Not being able to quickly tie a boat to a dock that has a Bull Rail can put your crew at risk for injury as they struggle with the dock lines. If your crew has to struggle to get a line undone when you leave the dock your boat or crew can also be at risk for damage or injury.
Here are a few tips and tricks to make tying your boat to a dock that has a Bull Rail safer and easier.
- Pass the dock line coming from the boat under the Bull Rail on the dock, this will have the line over the Bull Rail if it is led back to the boat.
- If the dock line from the boat goes over the Bull Rail the dock line will wrap around the Bull Rail when the line is being released and will probably jam, the crew will then need to struggle to free it.
- If the line starts under the Bull Rail on the dock it is easier to feed the line back to the boat. Feed the mooring line under the Bull Rail on the dock and over the Bull Rail and back to the boat when possible, your crew can then cast off the mooring lines without leaving the boat or doing the “Leap of Death” to get back on board.
- A Round Turn and Two Half Hitches works well to secure a dock line to a Bull Rail. The Round Turn and Two Half Hitches is secure and is quick to tie. The Round Turn also helps to control a loaded line and will help keep the line under control and not pull your crews hands into the Bull Rail if the mooring line has a lot of strain on it.
- If the dock lines are tied to the Bull Rail with a Round Turn and Two Half Hitches, untie the knot and send the dock line back to the boat with just a single turn around the Bull Rail when you are ready to leave the dock, then the crew can board the boat and release the dock lines from the boat.
- Once in a while tying to a dock, there is one of me and many dock lines coming at me, I will take the line over the rail from the boat and pass it back under the Bull Rail and secure it with two Half Hitches. I will go back and change the dock line to lead under the Bull Rail from the boat when the boat is secured and things have calmed down.
Start by passing the line from your boat UNDER the Bull Rail on the dock.
Leading the dock line around the Bull Rail on the dock and back to a cleat on your boat will make it easier when you leave the dock.
When the dock line starts under the Bull Rail – the dock line can be thrown onto the dock and the line should feed back nicely to the boat, the crew can release the dock line from the boat.
By passing the line under the Bull Rail you can throw the dock line back onto the dock and the line will slide under the Bull Rail.
The top line was passed OVER the Bull Rail and when the bitter end of the dock line is sent back to the dock it wraps around the Bull Rail and jams, preventing leaving the dock or requiring more work for the crew.
A Round Turn and Two Half Hitches is a secure way to tie to a Bull Rail.
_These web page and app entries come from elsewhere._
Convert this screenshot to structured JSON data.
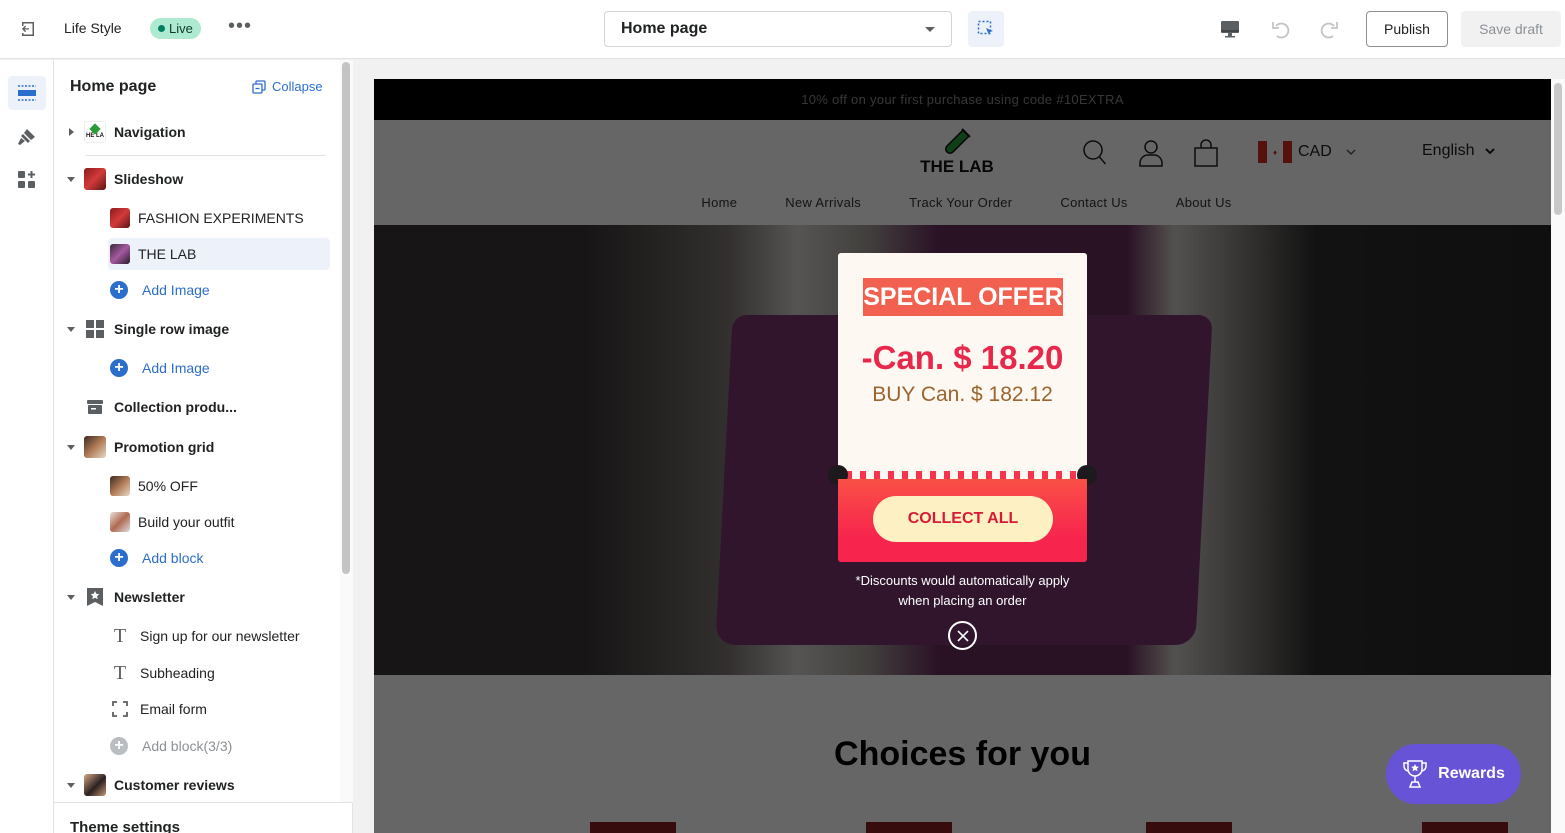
{
  "topbar": {
    "store_name": "Life Style",
    "status_badge": "Live",
    "more_label": "•••",
    "page_select": "Home page",
    "publish_label": "Publish",
    "save_draft_label": "Save draft"
  },
  "sidebar": {
    "title": "Home page",
    "collapse_label": "Collapse",
    "sections": [
      {
        "label": "Navigation",
        "expanded": false
      },
      {
        "label": "Slideshow",
        "expanded": true,
        "blocks": [
          {
            "label": "FASHION EXPERIMENTS"
          },
          {
            "label": "THE LAB",
            "selected": true
          },
          {
            "label": "Add Image",
            "type": "add"
          }
        ]
      },
      {
        "label": "Single row image",
        "expanded": true,
        "blocks": [
          {
            "label": "Add Image",
            "type": "add"
          }
        ]
      },
      {
        "label": "Collection produ..."
      },
      {
        "label": "Promotion grid",
        "expanded": true,
        "blocks": [
          {
            "label": "50% OFF"
          },
          {
            "label": "Build your outfit"
          },
          {
            "label": "Add block",
            "type": "add"
          }
        ]
      },
      {
        "label": "Newsletter",
        "expanded": true,
        "blocks": [
          {
            "label": "Sign up for our newsletter"
          },
          {
            "label": "Subheading"
          },
          {
            "label": "Email form"
          },
          {
            "label": "Add block(3/3)",
            "type": "add-disabled"
          }
        ]
      },
      {
        "label": "Customer reviews",
        "expanded": true
      }
    ],
    "theme_settings": "Theme settings"
  },
  "storefront": {
    "announcement": "10% off on your first purchase using code #10EXTRA",
    "logo_text": "THE LAB",
    "currency": "CAD",
    "language": "English",
    "nav": [
      "Home",
      "New Arrivals",
      "Track Your Order",
      "Contact Us",
      "About Us"
    ],
    "section_heading": "Choices for you"
  },
  "popup": {
    "badge": "SPECIAL OFFER",
    "discount": "-Can. $ 18.20",
    "condition": "BUY Can. $ 182.12",
    "button": "COLLECT ALL",
    "note_line1": "*Discounts would automatically apply",
    "note_line2": "when placing an order"
  },
  "rewards_label": "Rewards",
  "colors": {
    "accent": "#2c6ecb",
    "live_badge": "#aee9d1",
    "offer_badge": "#f2614f",
    "discount_text": "#e8284a",
    "coupon_red": "#f7254d",
    "rewards": "#6753d6"
  }
}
If the dock line does not have a lot of stress on it many people use just a turn around the Bull Rail with Two Half Hitches.
If the dock line is long, middle the line (double it up close to the Bull Rail) so you don’t need to feed the full length of the dock line around the Bull Rail and through the knots.
Yes middling the line gives a bit of a hand full of line but is much easier than dealing with the full length of the dock line.
I hope these tips help make tying your boat to the dock easier and safer.
Please see How to Tie Your Boat to a Bull Rail – Part 2 for more ways to tie your boat to a Bull Rail.
Please see How to Tie a Cleat for more information and instructions on tying a cleat.
A Round Turn and Two Half Hitches is is the knot most people use when tying to a Bull Rail.
Thanks for your interest in and support of Boating Safety.
- c/m -